JSE-listed miner Kumba Iron Ore delivered a payout ratio of 92% of headline earnings per share (HEPS) for the year ended December 31, exceeding its 50% to 75% dividend payout policy.
The company declared a final cash dividend of R15.99 apiece, which, combined with the interim dividend of R30.79 apiece, amounted to a total dividend of R46.78 apiece, compared with the total dividend of R30.24 apiece in the year ended December 31, 2018.
Kumba created value of R19.8-billion for shareholders and its empowerment partners in the year under review.
CE Themba Mkhwanazi said in the company’s results statement on Tuesday that Kumba’s value over volume strategy had helped to deliver exceptional earnings growth and increase the resilience of the business.
Kumba achieved earnings before interest, taxes, depreciation and amortisation (Ebitda) growth of 62% year-on-year to R33.4-billion, while improving its Ebitda margin from 45% to 52%.
The company’s cash flow from operations was also up by 79% to R34-billion, with the company ending the year at a net cash position of R12.3-billion, compared with a net cash position of R11.7-billion in 2018.
Kumba reported a 62% year-on-year increase in net profit increase to R21.3-billion.
Mkhwanazi said Kumba’s financial performance in the year under review reflected the benefits of higher iron-ore prices, improved efficiencies and further cost savings ahead of the company’s target.
These factors helped offset the impact of operational challenges experienced during the year.
Kumba’s total tonnes mined increased by 2% year-on-year to 297.9-million tonnes in 2019, compared with the 292-million tonnes mined in 2018.
Mkhwanazi noted that mining activity had improved in the second half of last year, after challenges with primary equipment reliability in the first half of last year.
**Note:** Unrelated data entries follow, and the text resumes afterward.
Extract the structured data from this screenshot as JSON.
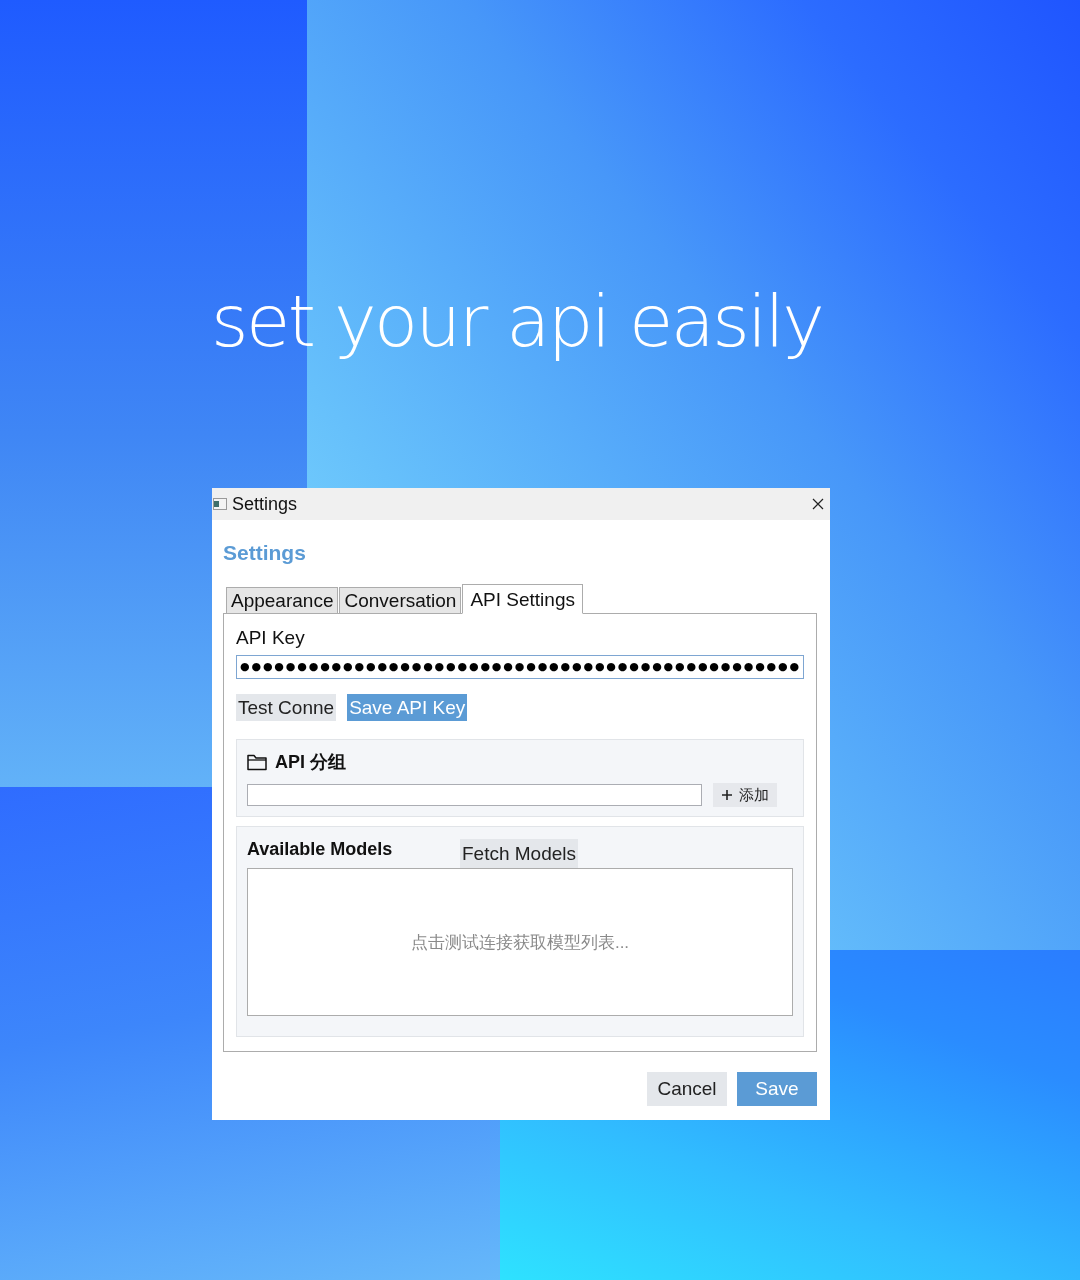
{
  "headline": "set your api easily",
  "window": {
    "title": "Settings"
  },
  "heading": "Settings",
  "tabs": [
    {
      "label": "Appearance",
      "selected": false
    },
    {
      "label": "Conversation",
      "selected": false
    },
    {
      "label": "API Settings",
      "selected": true
    }
  ],
  "api_key": {
    "label": "API Key",
    "value": "●●●●●●●●●●●●●●●●●●●●●●●●●●●●●●●●●●●●●●●●●●●●●●●●●"
  },
  "key_actions": [
    {
      "label": "Test Conne",
      "kind": "secondary"
    },
    {
      "label": "Save API Key",
      "kind": "primary"
    }
  ],
  "api_groups": {
    "title": "API 分组",
    "add_button": {
      "label": "添加"
    }
  },
  "models": {
    "title": "Available Models",
    "fetch_button": {
      "label": "Fetch Models"
    },
    "empty_text": "点击测试连接获取模型列表..."
  },
  "footer_buttons": [
    {
      "label": "Cancel",
      "kind": "secondary"
    },
    {
      "label": "Save",
      "kind": "primary"
    }
  ]
}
Combined with plant maintenance impacts, Kumba’s production volumes for the year under review decreased by 2% year-on-year to 42.4-million tonnes, compared with 43.1-million tonnes produced in the prior reporting year.
Kumba maintained a lump-to-fine ratio of 67:33, compared with a ratio of 68:32 in the prior year, while the average quality was sustained at 64.2% iron in 2019, compared with 64.5% iron in 2018.
The company’s Sishen mine produced 29.2-million tonnes in 2019, on par with that produced 2018, while the Kolomela mine’s production decreased by 5% year-on-year to 13.2-million tonnes.
Mkhwanazi said lower domestic sales volumes in the year under review were offset by stronger iron-ore prices, higher market premiums and currency gains.
Kumba’s average realised iron-ore export price increased by 35% year-on-year to $97/t in 2019, compared with $72/t in 2018.
The company has set its production guidance for 2020 at between 41.5-million and 42.5-million tonnes.
"With supportive demand fundamentals for our high-quality products, we are focused on delivering our safe production targets to continue capitalising on this opportunity.
“We are also focused on improving operational equipment reliability and productivity, building on the strong financial performance in 2019. Underpinned by our strong balance sheet and capital discipline, we have a solid foundation for achieving our 2020 targets,” Mkhwanazi stated.
Kumba has remained fatality-free since mid-2016, while its lost time injury rate was down 19% year-on-year to 17 cases in 2019. The company also recorded no major environmental incident in the last four years.
The company’s two prospective targets, Ploegfontein and Heuningkranz, which would extend the Kolomela mine’s life beyond 2030, continued to be explored up to 65% and 90% completion, respectively.
Mkhwanazi confirmed that drilling at targets between the Kolomela and Sishen mines would start later in the current quarter.
An expansion plan for the Sishen mine was being advanced, with a feasibility study to be completed in the second half of the year, ahead of planned implementation in 2023.
When asked about why the company's production had remained flat over the last few years, Mkhwanazi said the company's production growth had been limited by constrained rail and port capacity.
He added that the company was continuously engaging with State-owned Transnet on increasing rail and port capacity.
The closure of steel producer ArcelorMittal South Africa's Saldanha mill will, however, also impact on local iron-ore sales in future.
In 2019, iron-ore prices were supported by demand and supply factors, said Mkhwanazi. The iron-ore price averaged $93/t, up 34% year-on-year and the highest level since 2015 in dollar terms; in rand terms it was the highest level ever recorded.
Mkhwanazi further acknowledged that the coronavirus situation was still evolving rapidly, but the precise impact on the Chinese economy remained to be seen.
“We expect volatility to continue and Chinese demand to remain low, owing to its steel production being put on hold. Kumba’s diversified portfolio and proactive discussions with customers inside and out of China will help to minimise the impact of lower demand from China’s steel industry.”
Mkhwanazi confirmed that the company's sales had not yet been affected by steel mill shutdowns in China.
Forty-two per cent of Kumba's export sales volumes is sold to South Korean, Japanese and European customers, which helped to diversify the portfolio, while Chinese customers accounts for 52% of export sales.